In short it must be concluded that the Laspo Act has had a negative effect on the way legal aid is used. It has meant that people are now even more vulnerable, especially the lower class section of society. It must be submitted that the government has made a mistake because the welfare state increased after WW2 and this lead to the increase of lawyers in that field and to reverse what it has achieved in the last 60 years is a wrong move. The cutbacks are a false economy, maybe it can be argued that in the short term that government will save money but in the long term, for every £1 cut, £9 is lost down the line because more litigants in person would indicate longer hours of court service and money spent as the individual does not understand the civil court procedures. Yet, one can argue cases like the McLibel case illustrates that litigants in person are equally as successful but that is a rare opportunity and thus it can be argued is invalid. 

Lastly, by looking at the statistics between the Law offices and the Law advice centres it is clear that the Law advice centres have been used more than the Law offices and so it must be said that the pro bono services and legal aid are more important in terms of funding. Cuts to legal aid are to be bad theoretically because innocent people will be affected.
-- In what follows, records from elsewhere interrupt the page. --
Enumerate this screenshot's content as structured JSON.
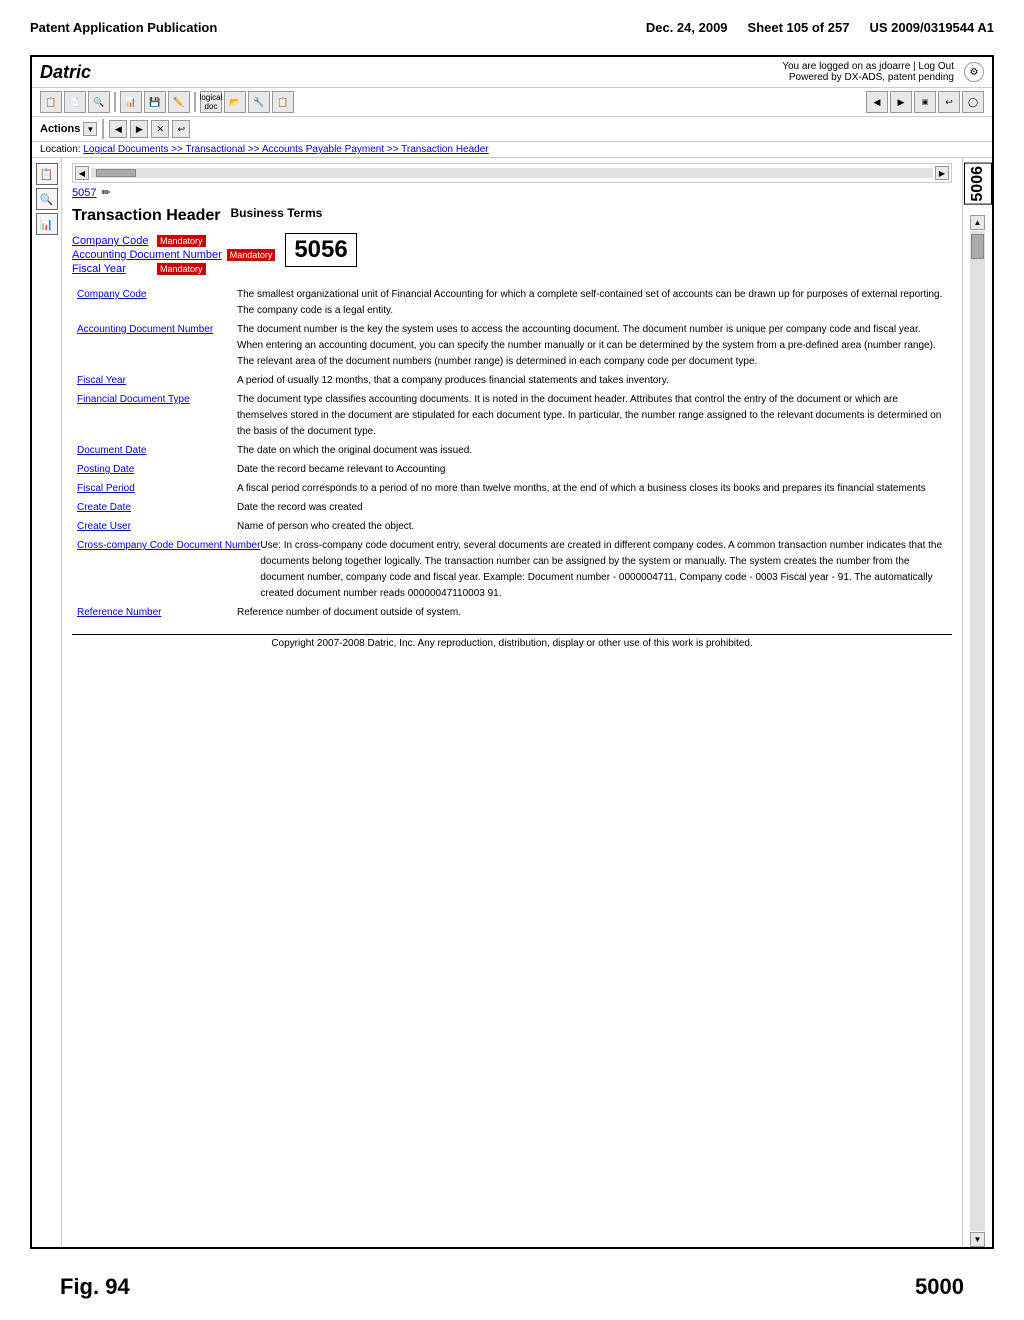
{
  "patent": {
    "publication": "Patent Application Publication",
    "date": "Dec. 24, 2009",
    "sheet": "Sheet 105 of 257",
    "number": "US 2009/0319544 A1"
  },
  "app": {
    "logo": "Datric",
    "user_info": "You are logged on as jdoarre | Log Out",
    "powered_by": "Powered by DX-ADS, patent pending",
    "settings_icon": "⚙"
  },
  "toolbar": {
    "buttons": [
      "📋",
      "📄",
      "🔍",
      "📊",
      "💾",
      "✏️",
      "📂",
      "🔧"
    ]
  },
  "actions": {
    "label": "Actions",
    "items": [
      "▼",
      "◀",
      "▶",
      "✕",
      "↩"
    ]
  },
  "location": {
    "prefix": "Location:",
    "path": "Logical Documents >> Transactional >> Accounts Payable Payment >> Transaction Header"
  },
  "right_number": "5006",
  "left_number": "5057",
  "transaction": {
    "title": "Transaction Header",
    "subtitle": "Business Terms",
    "doc_number": "5056",
    "mandatory": "Mandatory"
  },
  "fields": {
    "company_code": {
      "name": "Company Code",
      "mandatory": "Mandatory",
      "desc": "The smallest organizational unit of Financial Accounting for which a complete self-contained set of accounts can be drawn up for purposes of external reporting. The company code is a legal entity."
    },
    "accounting_doc_number": {
      "name": "Accounting Document Number",
      "mandatory": "Mandatory",
      "desc": "The document number is the key the system uses to access the accounting document. The document number is unique per company code and fiscal year. When entering an accounting document, you can specify the number manually or it can be determined by the system from a pre-defined area (number range). The relevant area of the document numbers (number range) is determined in each company code per document type."
    },
    "fiscal_year": {
      "name": "Fiscal Year",
      "mandatory": "Mandatory",
      "desc": "A period of usually 12 months, that a company produces financial statements and takes inventory."
    },
    "financial_doc_type": {
      "name": "Financial Document Type",
      "desc": "The document type classifies accounting documents. It is noted in the document header. Attributes that control the entry of the document or which are themselves stored in the document are stipulated for each document type. In particular, the number range assigned to the relevant documents is determined on the basis of the document type."
    },
    "document_date": {
      "name": "Document Date",
      "desc": "The date on which the original document was issued."
    },
    "posting_date": {
      "name": "Posting Date",
      "desc": "Date the record became relevant to Accounting"
    },
    "fiscal_period": {
      "name": "Fiscal Period",
      "desc": "A fiscal period corresponds to a period of no more than twelve months, at the end of which a business closes its books and prepares its financial statements"
    },
    "create_date": {
      "name": "Create Date",
      "desc": "Date the record was created"
    },
    "create_user": {
      "name": "Create User",
      "desc": "Name of person who created the object."
    },
    "cross_company_doc_number": {
      "name": "Cross-company Code Document Number",
      "desc": "Use: In cross-company code document entry, several documents are created in different company codes. A common transaction number indicates that the documents belong together logically. The transaction number can be assigned by the system or manually. The system creates the number from the document number, company code and fiscal year. Example: Document number - 0000004711, Company code - 0003 Fiscal year - 91. The automatically created document number reads 00000047110003 91."
    },
    "reference_number": {
      "name": "Reference Number",
      "desc": "Reference number of document outside of system."
    }
  },
  "copyright": "Copyright 2007-2008 Datric, Inc. Any reproduction, distribution, display or other use of this work is prohibited.",
  "fig": "Fig. 94",
  "side_number_bottom": "5000",
  "scroll": {
    "up": "▲",
    "down": "▼",
    "left": "◀",
    "right": "▶"
  },
  "panel_icons": {
    "close": "✕",
    "minimize": "−",
    "settings": "⚙",
    "pencil": "✏"
  }
}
Yet, with regards to the scope of legal aid services such as – immigration, negligence in practices and so forth, there is a feeling amongst the legal professionals and within the general public that the adversarial system is just a way of turning small disputes into bigger disputes to the benefit of the lawyers. If people had to sort out their own stuff perhaps with the aid of professional conciliation they would do it far better. Below the diagrams illustrate the difference in access to civil legal advice centres and law offices, the results prove an attachment towards legal aid.